It's my history, too.
I think these things as I sit at the desk to write, my parents breathing contented sounds of heavy sleep in the next room, my grandparents in separate beds now, sleeping in the best positions they know how.
History builds a place, anchors and roots it.
And now it's gone for so many people. This town has suffered immense loss in the last year, but more than the houses, more than the casinos, more than the fishing boats and souvenir shops, this town has lost history. I almost feel insulted personally as I drive past places I've frequented for years, now utterly destroyed. The devastation is immense, and nearly unimaginable an entire year later. It has been 14 months since Hurricane Katrina, and I am appalled by the amount left undone. I drive past countless homes, boarded up and unlivable, with small trailers parked in front yards. FEMA trailers, I'm told, for those lucky names on the list that actually got one. The trailers are everywhere, literally sitting in the middle of halfway cleared now-empty lots.
People here, they are now defined by the hurricane. It's a clean sharp-blade cut through the fabric of their lives. Two separate pieces, divided into "before Katrina" and "since Katrina." Life goes on, but it's different now. There is nowhere to go, no corner to turn where the devastation isn't evident. There's no way to ignore it, and no chance at forgetting it. Acceptance is the most prevalent approach at this point, laced with guarded hope and the occasional bitter sense of humor. "Camille was a lady, but Katrina was a bitch" reads one bumper sticker, referring to the 1969 category 5 hurricane that also wreaked much havoc on the Gulf Coast. Katrina was the true bitch, though, destroying or majorly damaging over 90% of the structures within a half-mile of the coastline. Katrina also ranks as the costliest natural disaster to ever occur in the U.S.
But there's hope, too. Hope for a new history, a second-chance timeline of reconstruction and future. I see it in the countless "now open" signs printed on plastic banners and hung proudly across storefronts and restaurants. I see it in the lives of the teenagers tossing a football back and forth along the almost clean beach. And I see it in my grandparents who drive us 30 miles to eat at a newly-relocated previously-beachfront seafood restaurant.

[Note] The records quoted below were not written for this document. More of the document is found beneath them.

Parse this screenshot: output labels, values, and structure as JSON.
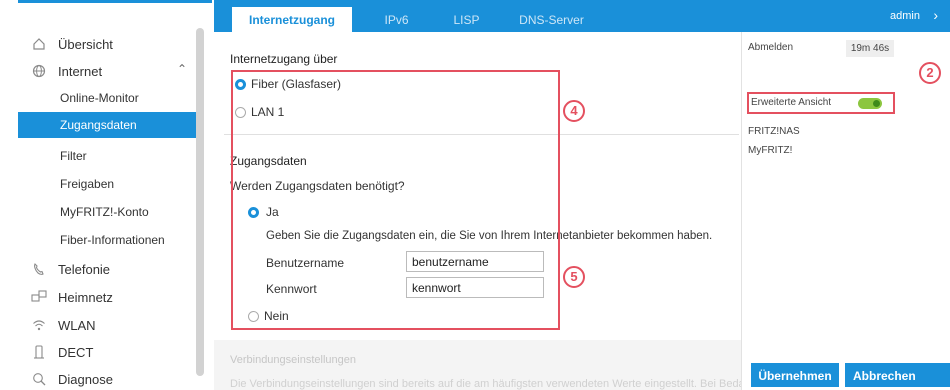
{
  "sidebar": {
    "items": [
      {
        "label": "Übersicht",
        "icon": "home-icon"
      },
      {
        "label": "Internet",
        "icon": "globe-icon"
      },
      {
        "label": "Telefonie",
        "icon": "phone-icon"
      },
      {
        "label": "Heimnetz",
        "icon": "network-icon"
      },
      {
        "label": "WLAN",
        "icon": "wifi-icon"
      },
      {
        "label": "DECT",
        "icon": "dect-handset-icon"
      },
      {
        "label": "Diagnose",
        "icon": "diagnose-icon"
      }
    ],
    "internet_sub": [
      "Online-Monitor",
      "Zugangsdaten",
      "Filter",
      "Freigaben",
      "MyFRITZ!-Konto",
      "Fiber-Informationen"
    ],
    "active_sub": "Zugangsdaten"
  },
  "tabs": [
    "Internetzugang",
    "IPv6",
    "LISP",
    "DNS-Server"
  ],
  "active_tab": "Internetzugang",
  "user": {
    "label": "admin"
  },
  "right_panel": {
    "logout": "Abmelden",
    "session_time": "19m 46s",
    "advanced_view": "Erweiterte Ansicht",
    "nas": "FRITZ!NAS",
    "myfritz": "MyFRITZ!"
  },
  "main": {
    "section_access_title": "Internetzugang über",
    "access_options": [
      "Fiber (Glasfaser)",
      "LAN 1"
    ],
    "section_credentials_title": "Zugangsdaten",
    "question": "Werden Zugangsdaten benötigt?",
    "yes": "Ja",
    "hint": "Geben Sie die Zugangsdaten ein, die Sie von Ihrem Internetanbieter bekommen haben.",
    "username_label": "Benutzername",
    "username_value": "benutzername",
    "password_label": "Kennwort",
    "password_value": "kennwort",
    "no": "Nein",
    "connection_title": "Verbindungseinstellungen",
    "connection_text": "Die Verbindungseinstellungen sind bereits auf die am häufigsten verwendeten Werte eingestellt. Bei Bedarf können Sie diese Werte"
  },
  "buttons": {
    "apply": "Übernehmen",
    "cancel": "Abbrechen"
  },
  "annotations": [
    "2",
    "4",
    "5"
  ],
  "colors": {
    "accent": "#1a90d9",
    "highlight": "#e4505f",
    "toggle_on": "#8cc63f"
  }
}
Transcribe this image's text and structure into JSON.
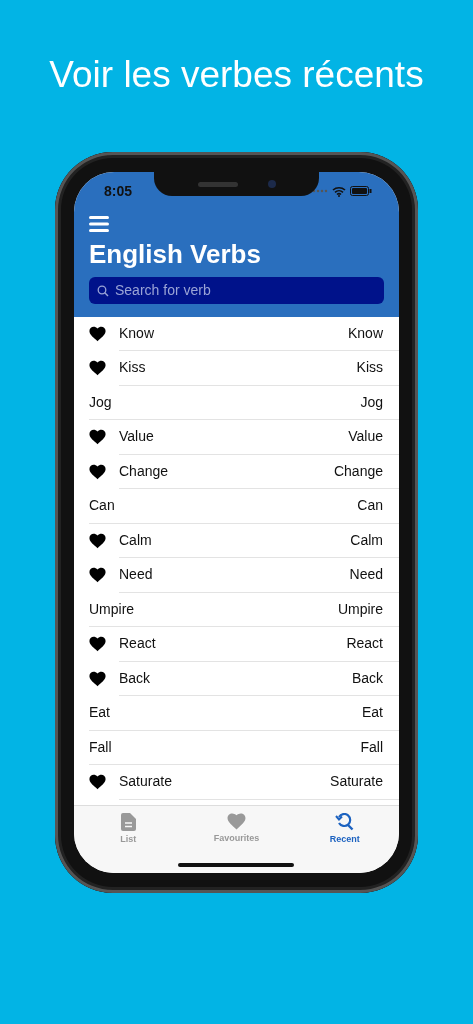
{
  "headline": "Voir les verbes récents",
  "status_bar": {
    "time": "8:05"
  },
  "header": {
    "title": "English Verbs",
    "search": {
      "placeholder": "Search for verb"
    }
  },
  "rows": [
    {
      "word": "Know",
      "translation": "Know",
      "favourite": true
    },
    {
      "word": "Kiss",
      "translation": "Kiss",
      "favourite": true
    },
    {
      "word": "Jog",
      "translation": "Jog",
      "favourite": false
    },
    {
      "word": "Value",
      "translation": "Value",
      "favourite": true
    },
    {
      "word": "Change",
      "translation": "Change",
      "favourite": true
    },
    {
      "word": "Can",
      "translation": "Can",
      "favourite": false
    },
    {
      "word": "Calm",
      "translation": "Calm",
      "favourite": true
    },
    {
      "word": "Need",
      "translation": "Need",
      "favourite": true
    },
    {
      "word": "Umpire",
      "translation": "Umpire",
      "favourite": false
    },
    {
      "word": "React",
      "translation": "React",
      "favourite": true
    },
    {
      "word": "Back",
      "translation": "Back",
      "favourite": true
    },
    {
      "word": "Eat",
      "translation": "Eat",
      "favourite": false
    },
    {
      "word": "Fall",
      "translation": "Fall",
      "favourite": false
    },
    {
      "word": "Saturate",
      "translation": "Saturate",
      "favourite": true
    }
  ],
  "tabs": [
    {
      "label": "List",
      "selected": false
    },
    {
      "label": "Favourites",
      "selected": false
    },
    {
      "label": "Recent",
      "selected": true
    }
  ]
}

I hope for a new history for the people of the Gulf Coast. It won't happen quickly, and it won't ever be the same. But I think time is probably history's best friend.